### TO DO
The answer must be one number: how many lines in the records below contain the string "JSON".

-- INFORMATION follows --

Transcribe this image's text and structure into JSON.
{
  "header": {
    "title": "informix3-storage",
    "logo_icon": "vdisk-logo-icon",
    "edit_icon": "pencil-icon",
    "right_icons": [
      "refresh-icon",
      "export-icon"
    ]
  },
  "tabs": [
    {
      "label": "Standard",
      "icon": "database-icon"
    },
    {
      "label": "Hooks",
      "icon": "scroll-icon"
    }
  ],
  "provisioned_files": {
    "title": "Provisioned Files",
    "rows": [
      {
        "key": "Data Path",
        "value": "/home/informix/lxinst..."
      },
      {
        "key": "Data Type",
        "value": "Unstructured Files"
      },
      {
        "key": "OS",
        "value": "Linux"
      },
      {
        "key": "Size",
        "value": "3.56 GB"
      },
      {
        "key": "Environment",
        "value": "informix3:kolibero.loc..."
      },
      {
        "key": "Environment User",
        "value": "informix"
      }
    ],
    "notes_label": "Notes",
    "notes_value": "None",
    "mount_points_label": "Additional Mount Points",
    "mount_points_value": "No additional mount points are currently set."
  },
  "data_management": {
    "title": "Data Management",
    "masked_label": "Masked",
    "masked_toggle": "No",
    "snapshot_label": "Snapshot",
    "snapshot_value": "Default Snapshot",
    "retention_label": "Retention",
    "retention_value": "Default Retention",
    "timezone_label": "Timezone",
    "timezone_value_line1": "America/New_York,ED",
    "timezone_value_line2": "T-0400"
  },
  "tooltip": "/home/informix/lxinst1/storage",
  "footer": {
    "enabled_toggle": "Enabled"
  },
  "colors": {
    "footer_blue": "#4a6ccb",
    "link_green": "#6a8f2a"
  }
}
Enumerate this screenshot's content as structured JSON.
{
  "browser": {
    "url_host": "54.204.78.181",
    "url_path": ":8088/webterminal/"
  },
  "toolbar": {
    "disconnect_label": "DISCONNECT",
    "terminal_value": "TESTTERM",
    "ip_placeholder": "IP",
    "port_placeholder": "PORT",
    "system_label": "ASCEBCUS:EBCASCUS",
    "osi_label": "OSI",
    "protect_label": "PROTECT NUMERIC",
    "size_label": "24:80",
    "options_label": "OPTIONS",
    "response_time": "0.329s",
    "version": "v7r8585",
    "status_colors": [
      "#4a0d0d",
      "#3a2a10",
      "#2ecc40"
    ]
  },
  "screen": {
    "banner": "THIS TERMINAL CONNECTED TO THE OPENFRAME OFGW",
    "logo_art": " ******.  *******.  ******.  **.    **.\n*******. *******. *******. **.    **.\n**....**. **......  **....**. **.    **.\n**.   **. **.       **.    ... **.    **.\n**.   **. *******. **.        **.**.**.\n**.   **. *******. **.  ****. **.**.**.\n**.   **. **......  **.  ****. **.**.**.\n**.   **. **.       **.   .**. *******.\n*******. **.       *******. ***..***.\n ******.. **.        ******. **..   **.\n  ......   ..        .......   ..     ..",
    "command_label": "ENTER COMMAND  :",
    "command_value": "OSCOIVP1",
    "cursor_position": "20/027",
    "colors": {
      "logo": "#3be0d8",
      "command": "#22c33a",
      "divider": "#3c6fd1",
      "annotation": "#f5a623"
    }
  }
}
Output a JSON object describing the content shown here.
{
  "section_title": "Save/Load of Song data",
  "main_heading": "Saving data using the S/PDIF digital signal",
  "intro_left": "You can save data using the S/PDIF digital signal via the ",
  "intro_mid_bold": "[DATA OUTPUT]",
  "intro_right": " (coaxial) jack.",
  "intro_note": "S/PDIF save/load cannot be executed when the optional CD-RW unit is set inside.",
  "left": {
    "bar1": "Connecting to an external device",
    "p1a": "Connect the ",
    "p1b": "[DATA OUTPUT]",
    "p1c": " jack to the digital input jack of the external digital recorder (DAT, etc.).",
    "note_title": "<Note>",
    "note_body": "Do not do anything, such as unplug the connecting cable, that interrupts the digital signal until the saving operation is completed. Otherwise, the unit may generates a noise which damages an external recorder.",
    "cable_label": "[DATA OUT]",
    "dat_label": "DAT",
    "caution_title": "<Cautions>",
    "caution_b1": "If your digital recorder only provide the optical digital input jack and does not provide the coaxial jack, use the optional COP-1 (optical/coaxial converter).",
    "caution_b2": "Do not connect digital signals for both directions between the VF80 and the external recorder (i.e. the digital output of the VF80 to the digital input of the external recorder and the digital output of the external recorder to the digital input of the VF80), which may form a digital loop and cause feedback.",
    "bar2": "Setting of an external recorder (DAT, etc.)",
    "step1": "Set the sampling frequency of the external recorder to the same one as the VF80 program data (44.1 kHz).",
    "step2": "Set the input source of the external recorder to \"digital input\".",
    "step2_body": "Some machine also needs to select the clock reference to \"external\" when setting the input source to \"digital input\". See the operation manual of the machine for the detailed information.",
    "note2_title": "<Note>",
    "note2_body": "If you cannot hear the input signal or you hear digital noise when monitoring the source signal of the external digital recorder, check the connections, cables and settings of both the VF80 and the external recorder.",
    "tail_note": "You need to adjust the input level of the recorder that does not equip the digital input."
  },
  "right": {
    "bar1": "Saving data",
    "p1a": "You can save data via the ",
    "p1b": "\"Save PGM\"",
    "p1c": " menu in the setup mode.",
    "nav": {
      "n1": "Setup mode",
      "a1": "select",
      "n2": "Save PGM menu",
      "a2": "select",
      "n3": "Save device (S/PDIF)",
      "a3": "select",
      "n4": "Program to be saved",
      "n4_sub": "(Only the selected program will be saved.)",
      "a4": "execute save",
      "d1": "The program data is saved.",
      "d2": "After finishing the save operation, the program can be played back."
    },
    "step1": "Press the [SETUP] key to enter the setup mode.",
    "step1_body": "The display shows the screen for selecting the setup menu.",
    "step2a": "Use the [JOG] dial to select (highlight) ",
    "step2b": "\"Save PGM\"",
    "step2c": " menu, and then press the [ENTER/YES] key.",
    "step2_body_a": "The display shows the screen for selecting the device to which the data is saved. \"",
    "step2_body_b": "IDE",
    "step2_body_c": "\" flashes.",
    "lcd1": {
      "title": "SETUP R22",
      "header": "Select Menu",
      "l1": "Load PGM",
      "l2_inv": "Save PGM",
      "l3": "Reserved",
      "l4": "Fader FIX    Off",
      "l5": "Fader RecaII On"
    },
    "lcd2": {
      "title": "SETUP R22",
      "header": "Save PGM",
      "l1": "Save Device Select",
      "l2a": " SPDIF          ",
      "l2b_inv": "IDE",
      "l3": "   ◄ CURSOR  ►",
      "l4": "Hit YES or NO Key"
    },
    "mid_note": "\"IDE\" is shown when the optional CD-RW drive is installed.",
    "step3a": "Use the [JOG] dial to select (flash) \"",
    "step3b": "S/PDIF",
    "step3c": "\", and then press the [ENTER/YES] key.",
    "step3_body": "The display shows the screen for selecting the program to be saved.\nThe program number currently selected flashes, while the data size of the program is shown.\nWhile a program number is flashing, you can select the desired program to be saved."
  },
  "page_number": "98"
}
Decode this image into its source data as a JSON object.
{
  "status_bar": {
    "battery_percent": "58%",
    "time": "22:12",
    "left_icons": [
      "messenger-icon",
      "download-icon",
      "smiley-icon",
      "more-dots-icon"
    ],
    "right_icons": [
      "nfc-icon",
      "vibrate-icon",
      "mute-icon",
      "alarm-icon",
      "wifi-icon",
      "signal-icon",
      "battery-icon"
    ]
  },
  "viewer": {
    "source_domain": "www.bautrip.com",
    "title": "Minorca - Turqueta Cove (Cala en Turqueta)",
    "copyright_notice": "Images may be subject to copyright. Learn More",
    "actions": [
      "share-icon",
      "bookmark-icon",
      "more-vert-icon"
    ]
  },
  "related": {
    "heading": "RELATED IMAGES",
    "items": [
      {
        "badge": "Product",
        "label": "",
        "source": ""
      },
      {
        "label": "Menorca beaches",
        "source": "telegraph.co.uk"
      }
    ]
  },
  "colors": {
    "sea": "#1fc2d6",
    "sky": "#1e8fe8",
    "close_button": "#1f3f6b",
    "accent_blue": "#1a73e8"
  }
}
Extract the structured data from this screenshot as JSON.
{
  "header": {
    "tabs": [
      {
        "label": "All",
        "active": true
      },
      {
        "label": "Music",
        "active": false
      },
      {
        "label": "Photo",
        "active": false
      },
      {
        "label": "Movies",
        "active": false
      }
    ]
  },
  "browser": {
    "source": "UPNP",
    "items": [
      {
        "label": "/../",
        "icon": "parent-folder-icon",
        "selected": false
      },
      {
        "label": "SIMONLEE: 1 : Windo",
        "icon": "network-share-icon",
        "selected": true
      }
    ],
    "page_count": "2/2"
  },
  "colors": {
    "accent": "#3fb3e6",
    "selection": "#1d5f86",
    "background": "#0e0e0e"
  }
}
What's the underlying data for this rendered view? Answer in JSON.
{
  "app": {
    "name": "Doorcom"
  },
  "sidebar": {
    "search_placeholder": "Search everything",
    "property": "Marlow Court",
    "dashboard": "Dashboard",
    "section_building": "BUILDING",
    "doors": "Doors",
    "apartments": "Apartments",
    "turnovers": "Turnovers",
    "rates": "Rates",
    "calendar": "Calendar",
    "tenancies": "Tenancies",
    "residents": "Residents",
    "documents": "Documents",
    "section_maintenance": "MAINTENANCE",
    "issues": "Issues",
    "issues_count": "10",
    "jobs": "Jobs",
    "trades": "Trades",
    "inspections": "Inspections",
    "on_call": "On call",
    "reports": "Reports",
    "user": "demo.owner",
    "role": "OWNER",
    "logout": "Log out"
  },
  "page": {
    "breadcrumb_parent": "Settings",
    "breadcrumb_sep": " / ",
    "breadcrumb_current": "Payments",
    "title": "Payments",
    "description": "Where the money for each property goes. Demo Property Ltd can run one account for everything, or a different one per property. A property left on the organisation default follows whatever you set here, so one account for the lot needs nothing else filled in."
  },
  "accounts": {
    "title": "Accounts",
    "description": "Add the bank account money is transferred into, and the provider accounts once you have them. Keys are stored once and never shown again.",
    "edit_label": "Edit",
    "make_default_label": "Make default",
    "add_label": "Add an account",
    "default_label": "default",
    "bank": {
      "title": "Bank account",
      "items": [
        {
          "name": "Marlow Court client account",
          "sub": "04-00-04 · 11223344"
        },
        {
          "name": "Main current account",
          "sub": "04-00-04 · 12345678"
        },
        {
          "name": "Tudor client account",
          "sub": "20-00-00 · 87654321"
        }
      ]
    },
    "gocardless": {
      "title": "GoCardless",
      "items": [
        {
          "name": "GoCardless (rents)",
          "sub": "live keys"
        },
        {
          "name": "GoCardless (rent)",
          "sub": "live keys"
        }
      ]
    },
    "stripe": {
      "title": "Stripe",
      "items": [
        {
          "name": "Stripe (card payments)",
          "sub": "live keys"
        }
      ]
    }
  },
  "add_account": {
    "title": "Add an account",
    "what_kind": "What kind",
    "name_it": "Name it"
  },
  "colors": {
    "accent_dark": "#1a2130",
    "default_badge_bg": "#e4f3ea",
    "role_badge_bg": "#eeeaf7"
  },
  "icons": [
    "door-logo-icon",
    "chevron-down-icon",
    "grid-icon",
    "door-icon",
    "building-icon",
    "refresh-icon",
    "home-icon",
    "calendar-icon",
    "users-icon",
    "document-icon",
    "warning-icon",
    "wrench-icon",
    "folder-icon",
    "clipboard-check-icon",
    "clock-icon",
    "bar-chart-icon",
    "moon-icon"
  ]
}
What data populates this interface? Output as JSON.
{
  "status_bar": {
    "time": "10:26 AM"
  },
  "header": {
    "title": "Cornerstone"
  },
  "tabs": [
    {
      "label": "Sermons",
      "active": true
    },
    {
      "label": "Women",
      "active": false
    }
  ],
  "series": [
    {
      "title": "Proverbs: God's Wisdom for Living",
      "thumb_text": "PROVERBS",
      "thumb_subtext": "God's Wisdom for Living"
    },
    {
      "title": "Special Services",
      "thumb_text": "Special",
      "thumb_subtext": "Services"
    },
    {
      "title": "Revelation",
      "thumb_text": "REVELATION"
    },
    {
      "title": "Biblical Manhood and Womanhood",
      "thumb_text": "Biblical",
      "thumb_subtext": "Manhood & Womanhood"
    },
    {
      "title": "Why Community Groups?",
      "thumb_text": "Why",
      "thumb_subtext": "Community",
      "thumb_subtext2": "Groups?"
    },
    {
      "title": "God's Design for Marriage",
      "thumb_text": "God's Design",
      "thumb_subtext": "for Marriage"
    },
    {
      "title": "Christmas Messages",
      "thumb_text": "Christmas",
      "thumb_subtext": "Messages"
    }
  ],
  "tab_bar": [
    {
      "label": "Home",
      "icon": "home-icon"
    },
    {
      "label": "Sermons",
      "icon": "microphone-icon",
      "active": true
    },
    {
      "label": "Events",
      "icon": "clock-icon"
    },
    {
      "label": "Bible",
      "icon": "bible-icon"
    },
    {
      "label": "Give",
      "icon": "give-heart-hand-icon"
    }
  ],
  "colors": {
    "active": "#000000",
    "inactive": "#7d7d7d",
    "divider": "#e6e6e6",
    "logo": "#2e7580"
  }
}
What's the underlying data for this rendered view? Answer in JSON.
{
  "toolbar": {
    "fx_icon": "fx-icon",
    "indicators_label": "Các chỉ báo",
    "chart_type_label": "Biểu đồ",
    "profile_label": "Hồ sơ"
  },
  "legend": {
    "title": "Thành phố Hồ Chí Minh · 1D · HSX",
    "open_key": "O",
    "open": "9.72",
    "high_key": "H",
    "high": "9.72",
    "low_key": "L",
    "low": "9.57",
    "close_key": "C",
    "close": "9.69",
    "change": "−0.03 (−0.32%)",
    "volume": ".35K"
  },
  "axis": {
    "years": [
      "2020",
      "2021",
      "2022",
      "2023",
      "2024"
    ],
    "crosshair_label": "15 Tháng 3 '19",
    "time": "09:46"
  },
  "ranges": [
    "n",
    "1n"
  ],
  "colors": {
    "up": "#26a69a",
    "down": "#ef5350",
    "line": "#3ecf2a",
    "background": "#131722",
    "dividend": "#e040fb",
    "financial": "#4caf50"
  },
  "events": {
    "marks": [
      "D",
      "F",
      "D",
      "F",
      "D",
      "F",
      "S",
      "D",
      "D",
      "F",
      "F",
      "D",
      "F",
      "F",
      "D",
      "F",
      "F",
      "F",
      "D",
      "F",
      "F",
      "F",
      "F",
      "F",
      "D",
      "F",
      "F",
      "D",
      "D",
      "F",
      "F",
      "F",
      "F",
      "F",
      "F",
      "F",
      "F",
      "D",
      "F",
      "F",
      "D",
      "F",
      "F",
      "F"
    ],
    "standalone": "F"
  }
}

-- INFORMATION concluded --

### RESULT
8